    diesel, gasoline engine, inhalation toxicology, Health, Scientific Discipline, Air, ENVIRONMENTAL MANAGEMENT, Air Quality, air toxics, Health Risk Assessment, Risk Assessments, mobile sources, Environmental Monitoring, Biochemistry, Risk Assessment, ambient air quality, atmospheric particulate matter, particulate matter, aerosol particles, air pollutants, motor vehicle emissions, vehicle emissions, air quality models, motor vehicle exhaust, airway disease, bioavailability, air pollution, particle exposure, atmospheric aerosols, ambient particle health effects, vascular dysfunction, cardiotoxicity, atmospheric chemistry, exposure assessment

    Relevant Websites:

    University of Washington Center for Clear Air Research (UW CCAR) Exit

    Progress and Final Reports:

    Original Abstract
    2011 Progress Report
    2012 Progress Report
    2013 Progress Report
    2016 Progress Report


    Main Center Abstract and Reports:

    R834796    University of Washington Center for Clean Air Research

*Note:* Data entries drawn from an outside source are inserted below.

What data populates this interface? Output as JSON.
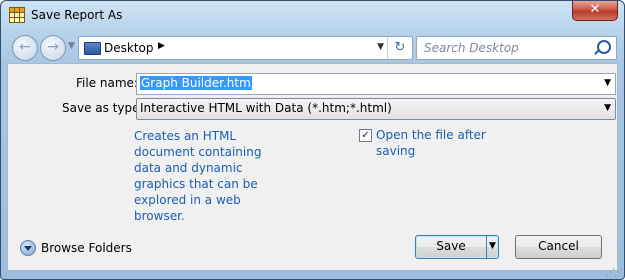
{
  "window": {
    "title": "Save Report As",
    "close_glyph": "✕"
  },
  "nav": {
    "back_icon": "←",
    "forward_icon": "→",
    "location": "Desktop",
    "refresh_icon": "↻",
    "search_placeholder": "Search Desktop"
  },
  "form": {
    "file_name_label": "File name:",
    "file_name_value": "Graph Builder.htm",
    "save_type_label": "Save as type:",
    "save_type_value": "Interactive HTML with Data (*.htm;*.html)",
    "description": "Creates an HTML document containing data and dynamic graphics that can be explored in a web browser.",
    "open_after_label": "Open the file after saving",
    "open_after_checked": true
  },
  "footer": {
    "browse_folders_label": "Browse Folders",
    "save_label": "Save",
    "cancel_label": "Cancel"
  }
}
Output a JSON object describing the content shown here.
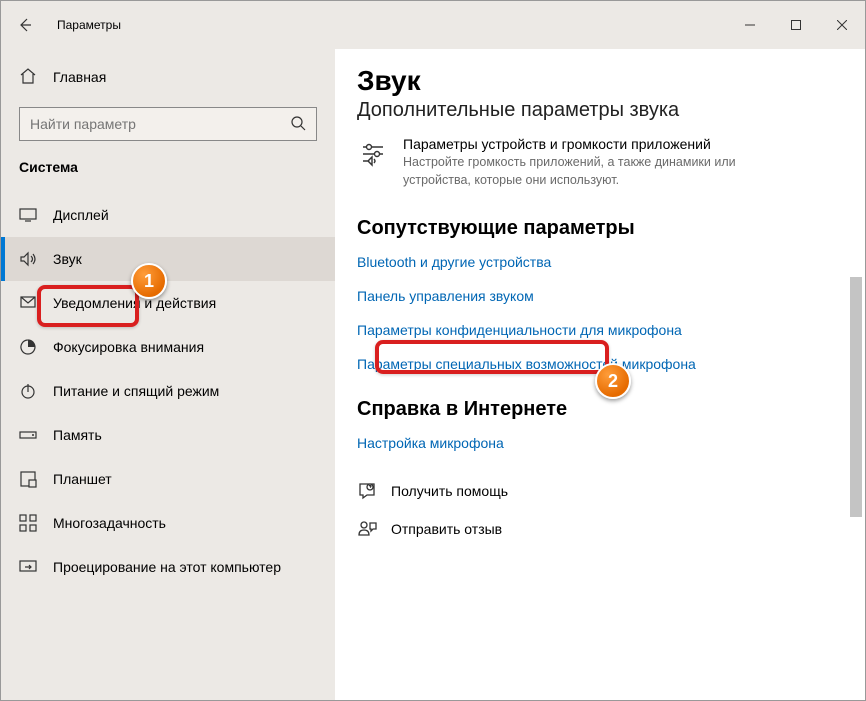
{
  "titlebar": {
    "title": "Параметры"
  },
  "sidebar": {
    "home_label": "Главная",
    "search_placeholder": "Найти параметр",
    "category": "Система",
    "items": [
      {
        "label": "Дисплей"
      },
      {
        "label": "Звук"
      },
      {
        "label": "Уведомления и действия"
      },
      {
        "label": "Фокусировка внимания"
      },
      {
        "label": "Питание и спящий режим"
      },
      {
        "label": "Память"
      },
      {
        "label": "Планшет"
      },
      {
        "label": "Многозадачность"
      },
      {
        "label": "Проецирование на этот компьютер"
      }
    ]
  },
  "content": {
    "page_title": "Звук",
    "advanced_title": "Дополнительные параметры звука",
    "app_volume": {
      "title": "Параметры устройств и громкости приложений",
      "desc": "Настройте громкость приложений, а также динамики или устройства, которые они используют."
    },
    "related_title": "Сопутствующие параметры",
    "related_links": [
      "Bluetooth и другие устройства",
      "Панель управления звуком",
      "Параметры конфиденциальности для микрофона",
      "Параметры специальных возможностей микрофона"
    ],
    "help_title": "Справка в Интернете",
    "help_links": [
      "Настройка микрофона"
    ],
    "footer": {
      "get_help": "Получить помощь",
      "feedback": "Отправить отзыв"
    }
  },
  "annotations": {
    "badge1": "1",
    "badge2": "2"
  }
}
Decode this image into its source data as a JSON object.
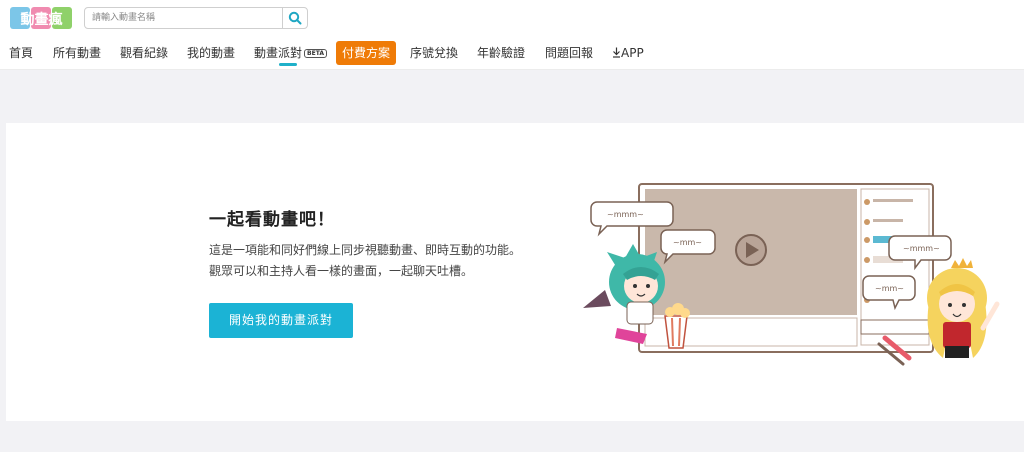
{
  "header": {
    "logo_text": "動畫瘋",
    "search": {
      "placeholder": "請輸入動畫名稱",
      "value": ""
    },
    "nav": [
      {
        "label": "首頁"
      },
      {
        "label": "所有動畫"
      },
      {
        "label": "觀看紀錄"
      },
      {
        "label": "我的動畫"
      },
      {
        "label": "動畫派對",
        "badge": "BETA",
        "active": true
      },
      {
        "label": "付費方案",
        "highlight": true
      },
      {
        "label": "序號兌換"
      },
      {
        "label": "年齡驗證"
      },
      {
        "label": "問題回報"
      },
      {
        "label": "APP",
        "icon": "download-icon"
      }
    ]
  },
  "main": {
    "title": "一起看動畫吧！",
    "description_line1": "這是一項能和同好們線上同步視聽動畫、即時互動的功能。",
    "description_line2": "觀眾可以和主持人看一樣的畫面，一起聊天吐槽。",
    "cta_label": "開始我的動畫派對",
    "bubble_texts": [
      "~mmm~",
      "~mm~",
      "~mmm~",
      "~mm~"
    ]
  },
  "colors": {
    "accent": "#1bb3d5",
    "nav_underline": "#1fb0c9",
    "paid_button": "#ef7b07",
    "page_bg": "#f2f2f5"
  }
}
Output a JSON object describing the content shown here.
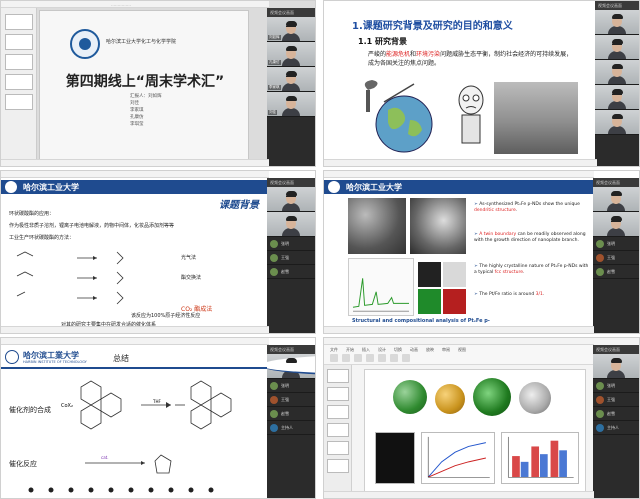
{
  "panel1": {
    "title": "第四期线上“周末学术汇”",
    "university": "哈尔滨工业大学化工与化学学院",
    "hosts": [
      "汇报人：刘如辉",
      "刘佳",
      "李家琪",
      "孔康仿",
      "李琪莹"
    ]
  },
  "panel2": {
    "section_title": "1.课题研究背景及研究的目的和意义",
    "sub_title": "1.1  研究背景",
    "text_before": "严峻的",
    "text_red1": "能源危机",
    "text_mid": "和",
    "text_red2": "环境污染",
    "text_after": "问题威胁生态平衡，制约社会经济的可持续发展，成为各国关注的焦点问题。"
  },
  "panel3": {
    "banner": "哈尔滨工业大学",
    "topic": "课题背景",
    "line1": "环状碳酸酯的应用：",
    "line2": "作为极性非质子溶剂，锂离子电池电解液，药物中间体，化妆品添加剂等等",
    "line3": "工业生产环状碳酸酯的方法：",
    "r1": "光气法",
    "r2": "酯交换法",
    "co2": "CO₂ 酯成法",
    "foot1": "该反应为100%原子经济性反应",
    "foot2": "对其的研究主要集中在研发合适的催化体系"
  },
  "panel4": {
    "banner": "哈尔滨工业大学",
    "caption": "Structural and compositional analysis of PtₓFe p-",
    "bullets": [
      {
        "a": "As-synthesized PtₓFe p-NDs show the unique ",
        "red": "dendritic structure",
        "b": "."
      },
      {
        "a": "",
        "red": "A twin boundary",
        "b": " can be readily observed along with the growth direction of nanoplate branch."
      },
      {
        "a": "The highly crystalline nature of PtₓFe p-NDs with a typical ",
        "red": "fcc structure",
        "b": "."
      },
      {
        "a": "The Pt/Fe ratio is around ",
        "red": "3/1",
        "b": "."
      }
    ]
  },
  "panel5": {
    "banner": "哈尔滨工業大学",
    "banner_sub": "HARBIN INSTITUTE OF TECHNOLOGY",
    "summary": "总结",
    "label1": "催化剂的合成",
    "label2": "催化反应",
    "reagent": "CoX₂",
    "condition": "THF"
  },
  "panel6": {
    "tabs": [
      "文件",
      "开始",
      "插入",
      "设计",
      "切换",
      "动画",
      "放映",
      "审阅",
      "视图"
    ]
  },
  "participants": {
    "strip_title": "视频会议画面",
    "names": [
      "主持人",
      "刘如辉",
      "孔康仿",
      "李家琪",
      "刘佳"
    ],
    "audio_only": [
      "张明",
      "王强",
      "赵雪"
    ]
  }
}
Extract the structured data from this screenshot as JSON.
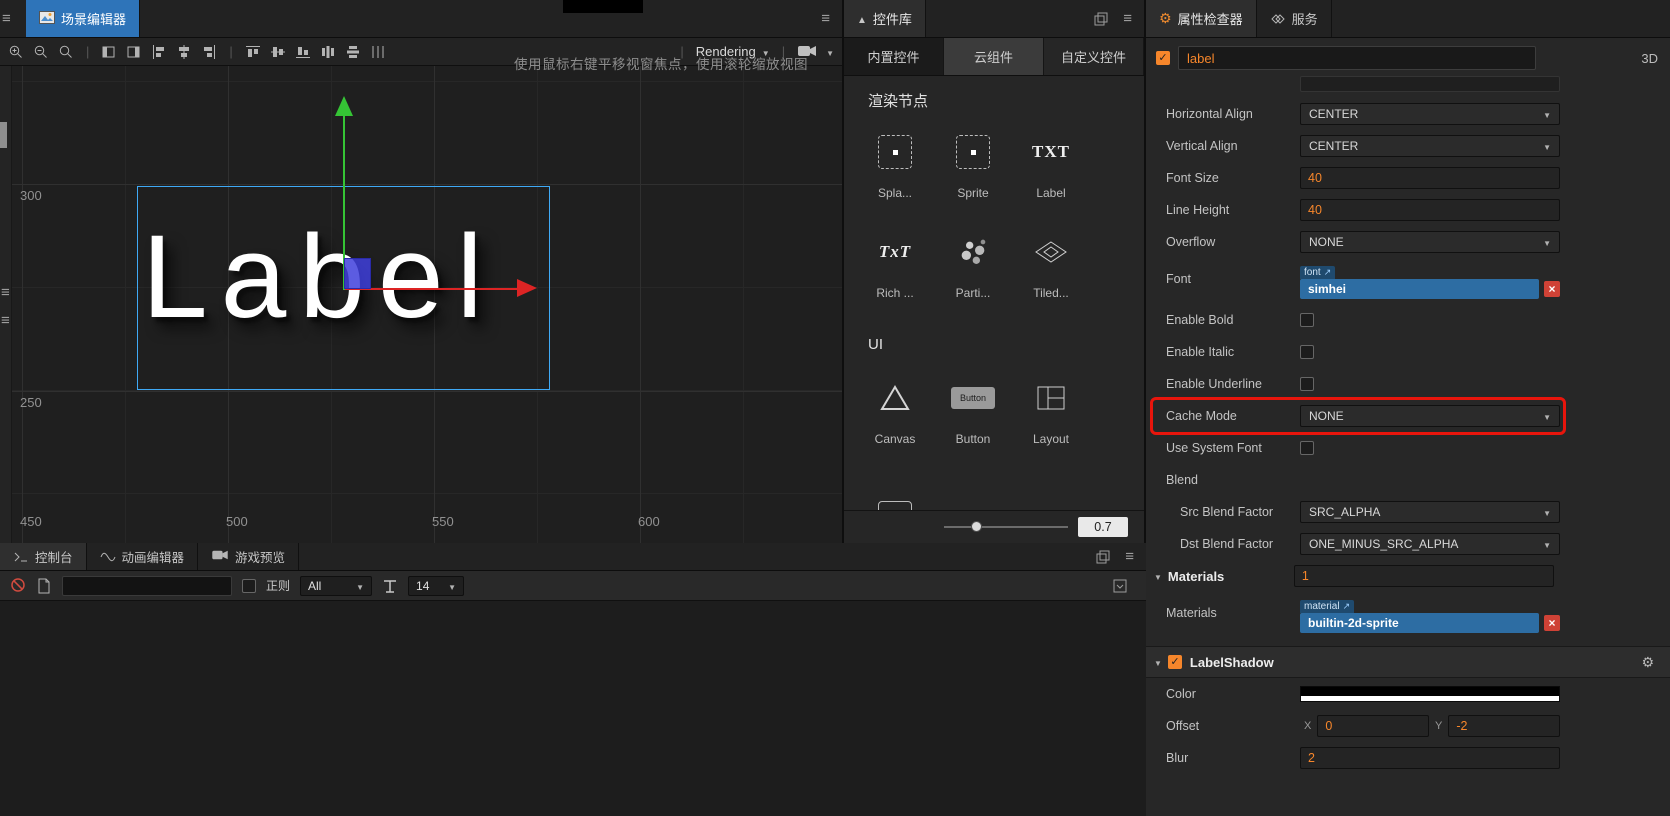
{
  "colors": {
    "accent": "#f6862b",
    "annotation_red": "#e8150c",
    "asset_blue": "#2d6da3",
    "scene_tab_blue": "#2e74b9"
  },
  "scene": {
    "tab": "场景编辑器",
    "rendering": "Rendering",
    "hint": "使用鼠标右键平移视窗焦点，使用滚轮缩放视图",
    "label_text": "Label",
    "ruler_left": [
      "300",
      "250"
    ],
    "ruler_bottom": [
      "450",
      "500",
      "550",
      "600"
    ]
  },
  "widgets": {
    "tab": "控件库",
    "tabs": [
      "内置控件",
      "云组件",
      "自定义控件"
    ],
    "section_render": "渲染节点",
    "section_ui": "UI",
    "render_items": [
      "Spla...",
      "Sprite",
      "Label",
      "Rich ...",
      "Parti...",
      "Tiled..."
    ],
    "ui_items": [
      "Canvas",
      "Button",
      "Layout"
    ],
    "label_icon": "TXT",
    "rich_icon": "TxT",
    "button_icon": "Button",
    "zoom": "0.7"
  },
  "inspector": {
    "tab_inspector": "属性检查器",
    "tab_services": "服务",
    "node_name": "label",
    "badge": "3D",
    "horizontal_align": {
      "label": "Horizontal Align",
      "value": "CENTER"
    },
    "vertical_align": {
      "label": "Vertical Align",
      "value": "CENTER"
    },
    "font_size": {
      "label": "Font Size",
      "value": "40"
    },
    "line_height": {
      "label": "Line Height",
      "value": "40"
    },
    "overflow": {
      "label": "Overflow",
      "value": "NONE"
    },
    "font": {
      "label": "Font",
      "chip": "font",
      "value": "simhei"
    },
    "enable_bold": {
      "label": "Enable Bold"
    },
    "enable_italic": {
      "label": "Enable Italic"
    },
    "enable_underline": {
      "label": "Enable Underline"
    },
    "cache_mode": {
      "label": "Cache Mode",
      "value": "NONE"
    },
    "use_system_font": {
      "label": "Use System Font"
    },
    "blend": {
      "label": "Blend"
    },
    "src_blend": {
      "label": "Src Blend Factor",
      "value": "SRC_ALPHA"
    },
    "dst_blend": {
      "label": "Dst Blend Factor",
      "value": "ONE_MINUS_SRC_ALPHA"
    },
    "materials_section": {
      "label": "Materials",
      "value": "1"
    },
    "materials": {
      "label": "Materials",
      "chip": "material",
      "value": "builtin-2d-sprite"
    },
    "label_shadow": {
      "label": "LabelShadow"
    },
    "color": {
      "label": "Color"
    },
    "offset": {
      "label": "Offset",
      "x_label": "X",
      "x": "0",
      "y_label": "Y",
      "y": "-2"
    },
    "blur": {
      "label": "Blur",
      "value": "2"
    }
  },
  "console": {
    "tabs": [
      "控制台",
      "动画编辑器",
      "游戏预览"
    ],
    "regex": "正则",
    "filter": "All",
    "font_size": "14"
  }
}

    Subprojects under this Center: (EPA does not fund or establish subprojects; EPA awards and manages the overall grant for this center).
    R834796C001 Exposure Mapping – Characterization of Gases and Particles for ExposureAssessment in Health Effects and Laboratory Studies
    R834796C002 Simulated Roadway Exposure Atmospheres for Laboratory Animal and Human Studies
    R834796C003 Cardiovascular Consequences of Immune Modification by Traffic-Related Emissions
    R834796C004 Vascular Response to Traffic-Derived Inhalation in Humans
    R834796C005 Effects of Long-Term Exposure to Traffic-Derived Particles and Gases on Subclinical Measures of Cardiovascular Disease in a Multi-Ethnic Cohort